- Most teachers who responded were finding their working hours in May manageable, with 62 per cent saying they were ‘mostly/completely manageable’ and 24 per cent saying they were ‘somewhat manageable’. Fourteen per cent say their working hours were ‘mostly/completely unmanageable’. These findings compare favourably to previous estimates of the manageability of teachers’ workloads.
- Most senior leaders and teachers are at least somewhat satisfied with their jobs, although a greater proportion of senior leaders are dissatisfied than teachers. The findings show that 36 per cent of senior leaders and 39 per cent of teachers were ‘satisfied/completely satisfied’ with their jobs in May 2020. By contrast, 31 per cent of senior leaders and 22 per cent of teachers said they were ‘not satisfied/not at all satisfied’ with their jobs. This level of dissatisfaction appears higher than found in previous research.
- Job satisfaction is associated with autonomy and support. Senior leaders and teachers who report they feel more in control of their work, despite the disruptive effects of Covid-19, are also more likely to have higher job satisfaction. Senior leaders who have received good support from MAT senior leaders or LA services, and teachers who have helpful senior leaders and colleagues are more likely to have higher job satisfaction. Lower job satisfaction is associated with greater personal and work-related pressures.

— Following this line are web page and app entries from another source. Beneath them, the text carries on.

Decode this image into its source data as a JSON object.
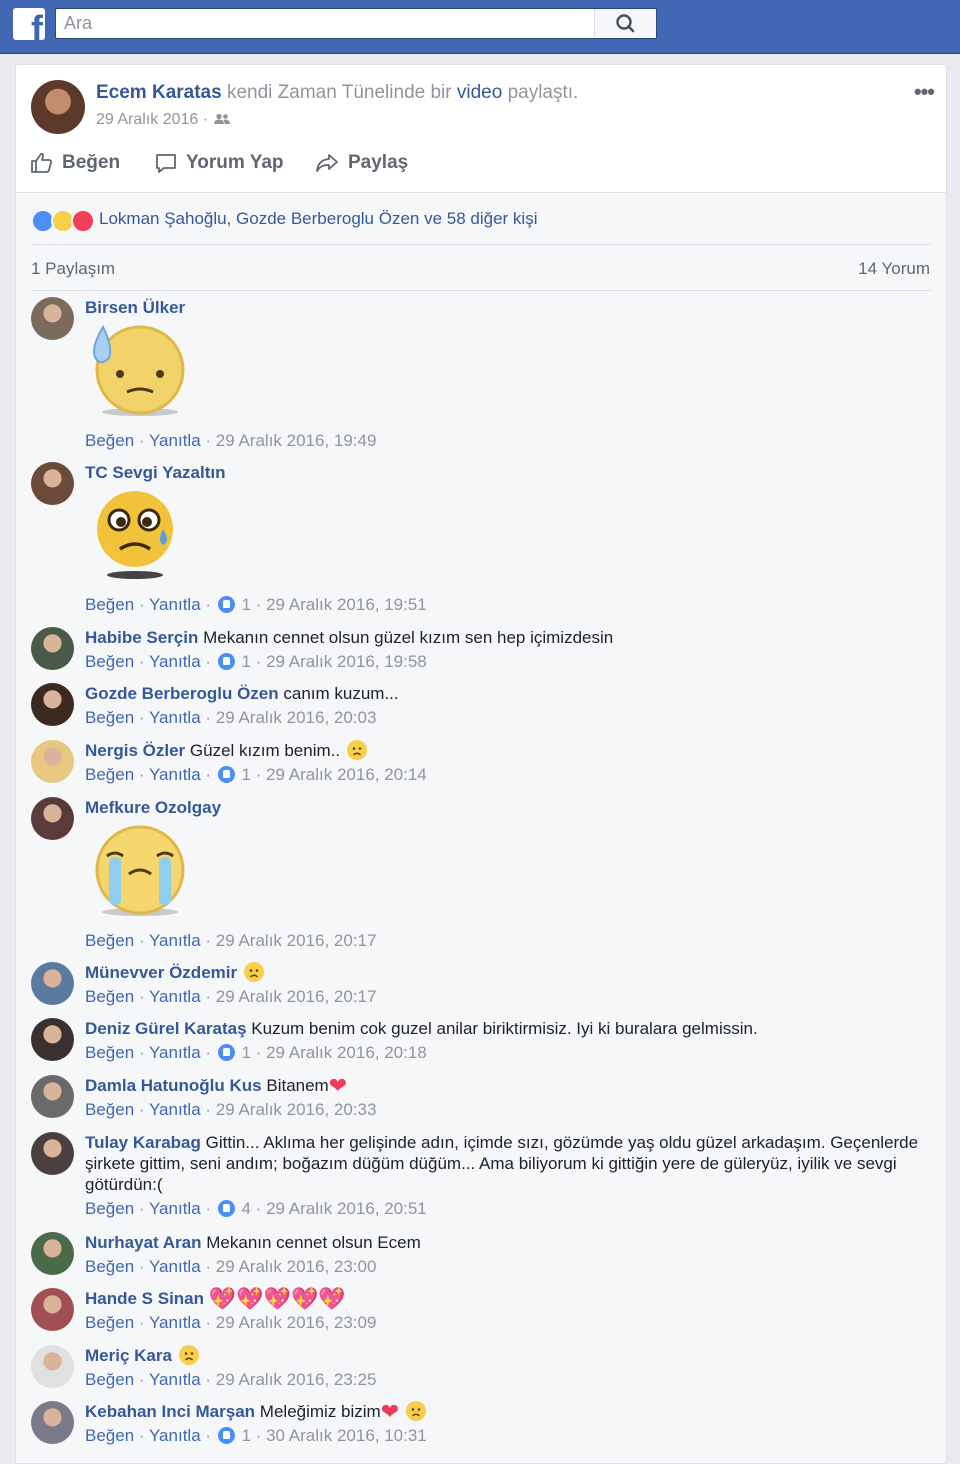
{
  "topbar": {
    "search_placeholder": "Ara",
    "logo_letter": "f"
  },
  "post": {
    "author": "Ecem Karatas",
    "action_prefix": " kendi Zaman Tünelinde bir ",
    "action_link": "video",
    "action_suffix": " paylaştı.",
    "date": "29 Aralık 2016 · ",
    "audience_icon": "friends-icon"
  },
  "actions": {
    "like": "Beğen",
    "comment": "Yorum Yap",
    "share": "Paylaş"
  },
  "reactions": {
    "text": "Lokman Şahoğlu, Gozde Berberoglu Özen ve 58 diğer kişi",
    "icons": [
      "like-icon",
      "sad-icon",
      "love-icon"
    ]
  },
  "stats": {
    "shares": "1 Paylaşım",
    "comments": "14 Yorum"
  },
  "footer_labels": {
    "like": "Beğen",
    "reply": "Yanıtla"
  },
  "colors": {
    "brand": "#4267b2",
    "link": "#365899",
    "meta": "#90949c",
    "background": "#e9ebee"
  },
  "comments": [
    {
      "name": "Birsen Ülker",
      "text": "",
      "sticker": "sweat-face-sticker",
      "likes": "",
      "time": "29 Aralık 2016, 19:49"
    },
    {
      "name": "TC Sevgi Yazaltın",
      "text": "",
      "sticker": "worried-tear-sticker",
      "likes": "1",
      "time": "29 Aralık 2016, 19:51"
    },
    {
      "name": "Habibe Serçin",
      "text": "Mekanın cennet olsun güzel kızım sen hep içimizdesin",
      "likes": "1",
      "time": "29 Aralık 2016, 19:58"
    },
    {
      "name": "Gozde Berberoglu Özen",
      "text": "canım kuzum...",
      "likes": "",
      "time": "29 Aralık 2016, 20:03"
    },
    {
      "name": "Nergis Özler",
      "text": "Güzel kızım benim..",
      "emoji": "sad",
      "likes": "1",
      "time": "29 Aralık 2016, 20:14"
    },
    {
      "name": "Mefkure Ozolgay",
      "text": "",
      "sticker": "crying-face-sticker",
      "likes": "",
      "time": "29 Aralık 2016, 20:17"
    },
    {
      "name": "Münevver Özdemir",
      "text": "",
      "emoji": "disappointed",
      "likes": "",
      "time": "29 Aralık 2016, 20:17"
    },
    {
      "name": "Deniz Gürel Karataş",
      "text": "Kuzum benim cok guzel anilar biriktirmisiz. Iyi ki buralara gelmissin.",
      "likes": "1",
      "time": "29 Aralık 2016, 20:18"
    },
    {
      "name": "Damla Hatunoğlu Kus",
      "text": "Bitanem",
      "hearts": "❤",
      "likes": "",
      "time": "29 Aralık 2016, 20:33"
    },
    {
      "name": "Tulay Karabag",
      "text": "Gittin... Aklıma her gelişinde adın, içimde sızı, gözümde yaş oldu güzel arkadaşım. Geçenlerde şirkete gittim, seni andım; boğazım düğüm düğüm... Ama biliyorum ki gittiğin yere de güleryüz, iyilik ve sevgi götürdün:(",
      "likes": "4",
      "time": "29 Aralık 2016, 20:51"
    },
    {
      "name": "Nurhayat Aran",
      "text": "Mekanın cennet olsun Ecem",
      "likes": "",
      "time": "29 Aralık 2016, 23:00"
    },
    {
      "name": "Hande S Sinan",
      "text": "",
      "hearts": "💖💖💖💖💖",
      "likes": "",
      "time": "29 Aralık 2016, 23:09"
    },
    {
      "name": "Meriç Kara",
      "text": "",
      "emoji": "sad",
      "likes": "",
      "time": "29 Aralık 2016, 23:25"
    },
    {
      "name": "Kebahan Inci Marşan",
      "text": "Meleğimiz bizim",
      "hearts": "❤",
      "emoji": "sad",
      "likes": "1",
      "time": "30 Aralık 2016, 10:31"
    }
  ]
}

Sources of pressure
- It is clear that the Covid-19 pandemic is placing some senior leaders and teachers under additional pressures. Many of these are work-related, but some are personal, such as parenting their own young children, and working from home. For senior leaders responding to the survey in May, the three main sources of pressure impacting on them were: ‘concerns about opening the school more fully in future’ (86 per cent), the ‘health and well-being of my staff’ (76 per cent), and ‘directives from government’ (67 per cent). As these challenges are placing pressure on senior leaders, the findings reinforce the need for schools and government to continue to prioritise the health and well-being of staff as well as pupils.
- The main pressures felt by teachers were: ‘being responsible for estimating pupils’ examination grades’ (36 per cent of secondary teachers), ‘parenting my own young children’ (25 per cent of all teachers), and ‘difficulties supporting pupils’ remote learning’ (23 per cent of all teachers).
Sources of support
Senior leaders and teachers are drawing on a range of different sources of support to help them manage the current crisis and are finding some more helpful than others.
- Most senior leaders are accessing support from ‘local authority (LA) services’ (88 per cent), ‘my professional association’ (83 per cent), and ‘senior leaders from other schools’ (77 per cent). Most teachers are accessing support from ‘my colleagues/ peers’ (97 per cent); ‘senior leaders from my school’ (94 per cent), and ‘my union’ (57 per cent).
- Senior leaders are getting good support from their colleagues in other schools. Of those who have received support from multi-academy trust (MAT) senior leaders, most found this ‘very/extremely helpful’ (61 per cent). Similarly, of those who have received support from senior leaders from other schools, 60 per cent found this ‘very/extremely helpful’. On the other hand, the least helpful source accessed by senior leaders is ‘LA services’. While 26 per cent of senior leaders who had received this support found it ‘very/extremely helpful’, a substantial minority (30 per cent) found it ‘not very/not at all helpful’. The single most helpful type of support accessed by teachers is ‘my colleagues/peers’, with 73 per cent of those receiving this support finding it ‘very/extremely helpful’.